"The more we let God take us over, the more truly ourselves we become- because He made us. He invented us.... When I give up myself to His personality, I first begin to have a real personality of my own." -C. S. Lewis

"Who are you?"

People want to know who we really are, but the question "Who are you?" is a bit too personal. So they ask, "What do you do?"

The question usually refers to our work activity and serves as a polite way of getting to know us better because our work influences how others categorize us. But consider this-our work can also influence how we categorize ourselves.
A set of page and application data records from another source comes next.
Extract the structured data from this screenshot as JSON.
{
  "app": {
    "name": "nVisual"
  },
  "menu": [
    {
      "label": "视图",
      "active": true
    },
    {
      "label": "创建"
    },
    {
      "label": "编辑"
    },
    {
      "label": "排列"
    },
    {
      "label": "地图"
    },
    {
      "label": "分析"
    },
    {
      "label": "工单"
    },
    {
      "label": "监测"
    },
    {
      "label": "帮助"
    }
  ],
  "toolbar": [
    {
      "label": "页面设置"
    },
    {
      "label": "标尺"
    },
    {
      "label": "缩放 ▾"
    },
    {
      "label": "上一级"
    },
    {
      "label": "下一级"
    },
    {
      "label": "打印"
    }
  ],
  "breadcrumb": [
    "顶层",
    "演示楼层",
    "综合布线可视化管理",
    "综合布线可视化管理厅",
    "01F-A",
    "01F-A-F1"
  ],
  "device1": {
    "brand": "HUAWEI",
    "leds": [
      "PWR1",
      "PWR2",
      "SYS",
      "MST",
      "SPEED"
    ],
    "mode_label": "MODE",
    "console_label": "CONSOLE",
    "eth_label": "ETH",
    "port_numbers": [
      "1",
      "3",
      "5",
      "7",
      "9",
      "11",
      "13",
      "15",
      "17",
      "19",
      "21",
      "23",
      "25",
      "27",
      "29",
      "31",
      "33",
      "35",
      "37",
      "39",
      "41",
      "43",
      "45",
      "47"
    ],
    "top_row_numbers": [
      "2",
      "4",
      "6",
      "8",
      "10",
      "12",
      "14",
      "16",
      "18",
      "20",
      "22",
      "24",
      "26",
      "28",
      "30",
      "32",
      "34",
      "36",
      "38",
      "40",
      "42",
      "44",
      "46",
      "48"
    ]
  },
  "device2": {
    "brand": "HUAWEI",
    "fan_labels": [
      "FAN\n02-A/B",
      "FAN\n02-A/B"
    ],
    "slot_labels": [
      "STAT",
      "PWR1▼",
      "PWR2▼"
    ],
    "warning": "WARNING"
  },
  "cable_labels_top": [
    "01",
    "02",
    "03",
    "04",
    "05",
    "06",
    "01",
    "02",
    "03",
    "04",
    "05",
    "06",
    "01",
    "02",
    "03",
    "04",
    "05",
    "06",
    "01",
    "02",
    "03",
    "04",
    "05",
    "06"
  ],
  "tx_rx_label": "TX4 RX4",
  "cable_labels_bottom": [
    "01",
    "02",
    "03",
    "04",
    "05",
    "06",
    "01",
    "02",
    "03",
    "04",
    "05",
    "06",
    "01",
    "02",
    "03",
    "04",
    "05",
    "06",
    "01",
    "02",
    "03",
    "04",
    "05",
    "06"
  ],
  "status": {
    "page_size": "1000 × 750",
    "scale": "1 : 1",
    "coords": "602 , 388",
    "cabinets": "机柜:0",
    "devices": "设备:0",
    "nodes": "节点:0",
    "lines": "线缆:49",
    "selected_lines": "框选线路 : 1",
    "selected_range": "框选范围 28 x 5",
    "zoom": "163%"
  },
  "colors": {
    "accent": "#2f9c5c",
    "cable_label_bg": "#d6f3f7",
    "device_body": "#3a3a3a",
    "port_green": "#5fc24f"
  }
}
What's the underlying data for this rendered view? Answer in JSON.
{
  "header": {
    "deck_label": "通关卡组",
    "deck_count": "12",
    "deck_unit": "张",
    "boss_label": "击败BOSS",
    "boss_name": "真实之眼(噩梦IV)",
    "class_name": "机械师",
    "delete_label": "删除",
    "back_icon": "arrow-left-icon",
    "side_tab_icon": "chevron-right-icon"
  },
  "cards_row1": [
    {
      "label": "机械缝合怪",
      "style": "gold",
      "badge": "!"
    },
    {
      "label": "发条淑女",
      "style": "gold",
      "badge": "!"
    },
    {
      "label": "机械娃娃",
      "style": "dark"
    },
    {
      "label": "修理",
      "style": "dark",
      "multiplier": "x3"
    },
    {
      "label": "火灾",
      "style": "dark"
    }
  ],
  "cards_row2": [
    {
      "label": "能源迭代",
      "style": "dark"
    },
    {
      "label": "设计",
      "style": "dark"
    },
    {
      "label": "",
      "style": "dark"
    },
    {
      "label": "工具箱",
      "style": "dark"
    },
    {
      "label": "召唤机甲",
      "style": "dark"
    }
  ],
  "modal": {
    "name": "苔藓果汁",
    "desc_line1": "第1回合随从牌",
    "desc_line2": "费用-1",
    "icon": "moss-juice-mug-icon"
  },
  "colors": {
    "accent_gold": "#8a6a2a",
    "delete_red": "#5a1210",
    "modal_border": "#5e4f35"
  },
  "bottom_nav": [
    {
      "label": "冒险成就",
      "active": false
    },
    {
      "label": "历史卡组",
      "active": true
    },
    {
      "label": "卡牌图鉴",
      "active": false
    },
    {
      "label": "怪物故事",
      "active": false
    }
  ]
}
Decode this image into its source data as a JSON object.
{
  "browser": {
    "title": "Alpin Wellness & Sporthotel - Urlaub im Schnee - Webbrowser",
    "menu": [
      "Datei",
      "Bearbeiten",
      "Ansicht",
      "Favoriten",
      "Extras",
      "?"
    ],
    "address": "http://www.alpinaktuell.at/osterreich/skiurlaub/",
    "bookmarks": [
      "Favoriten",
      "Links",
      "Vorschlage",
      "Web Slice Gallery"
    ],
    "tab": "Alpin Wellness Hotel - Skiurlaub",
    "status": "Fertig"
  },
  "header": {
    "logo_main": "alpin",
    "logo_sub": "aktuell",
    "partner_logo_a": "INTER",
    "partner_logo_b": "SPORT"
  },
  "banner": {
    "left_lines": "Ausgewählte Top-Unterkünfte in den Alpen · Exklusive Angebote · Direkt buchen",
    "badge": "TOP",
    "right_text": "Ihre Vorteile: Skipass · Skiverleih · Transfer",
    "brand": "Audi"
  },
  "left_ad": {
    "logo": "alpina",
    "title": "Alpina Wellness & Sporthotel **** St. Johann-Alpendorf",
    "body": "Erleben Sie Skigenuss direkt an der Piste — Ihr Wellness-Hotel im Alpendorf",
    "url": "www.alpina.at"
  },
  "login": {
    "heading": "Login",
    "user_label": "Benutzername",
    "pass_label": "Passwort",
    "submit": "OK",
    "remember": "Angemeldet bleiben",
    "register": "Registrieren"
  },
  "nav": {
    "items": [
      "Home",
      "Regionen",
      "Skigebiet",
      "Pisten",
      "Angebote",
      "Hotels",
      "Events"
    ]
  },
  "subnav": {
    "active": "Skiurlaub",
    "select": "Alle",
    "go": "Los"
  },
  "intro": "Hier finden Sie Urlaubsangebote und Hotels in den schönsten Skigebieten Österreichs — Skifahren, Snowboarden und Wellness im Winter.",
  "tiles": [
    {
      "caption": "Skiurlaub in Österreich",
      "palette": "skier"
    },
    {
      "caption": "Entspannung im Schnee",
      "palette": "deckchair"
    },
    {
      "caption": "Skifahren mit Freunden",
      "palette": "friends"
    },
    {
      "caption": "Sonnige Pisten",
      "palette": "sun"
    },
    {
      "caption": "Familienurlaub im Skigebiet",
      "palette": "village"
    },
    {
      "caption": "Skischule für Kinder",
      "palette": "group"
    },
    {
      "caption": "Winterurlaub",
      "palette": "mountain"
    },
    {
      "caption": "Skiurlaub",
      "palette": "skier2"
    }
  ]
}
Does the work category adequately represent who we are? From the death camps of World War II, psychiatrist Victor Frankl discovered that we can transcend the level of our "psychic and physical conditions." Even when we feel trapped by our past work or imprisoned in a present job, transformational change is available. Transformation can be seen as an "outside" and "inside" operation. Whereas the outside operation concerns what you do, the inside operation primarily concerns who you are. Both have deep and wide implications. Both require wise responses to stimuli.

Doing What You Choose to Do

Who controls what you do? An important moment for me was the realization that at a certain level, I can choose what I do. I can choose to go to work or not go. I can choose a particular subject to study or some other. Kind of basic. Right? Even as a youth, I was already making decisions that affected the direction of my life. I chose what I did.

A crucial moment for me came when I developed a mental foundation for my ability to choose. I remember learning the S-R theory, which states that if you control the stimulus, you control the result.

Psychologist Pavlov is known for his experimentation with dogs to prove the S-R theory. When the dogs heard a bell ring (stimulus), they began to salivate (response). The stimulus-response predictability became a key part of a theory of human behavior called "Behaviorism."

We do respond in predictable ways to much of the stimuli we face-when we see a police car behind us, we slow down; when we place our hand on a hot stove, we instantly respond without thinking about it. You likel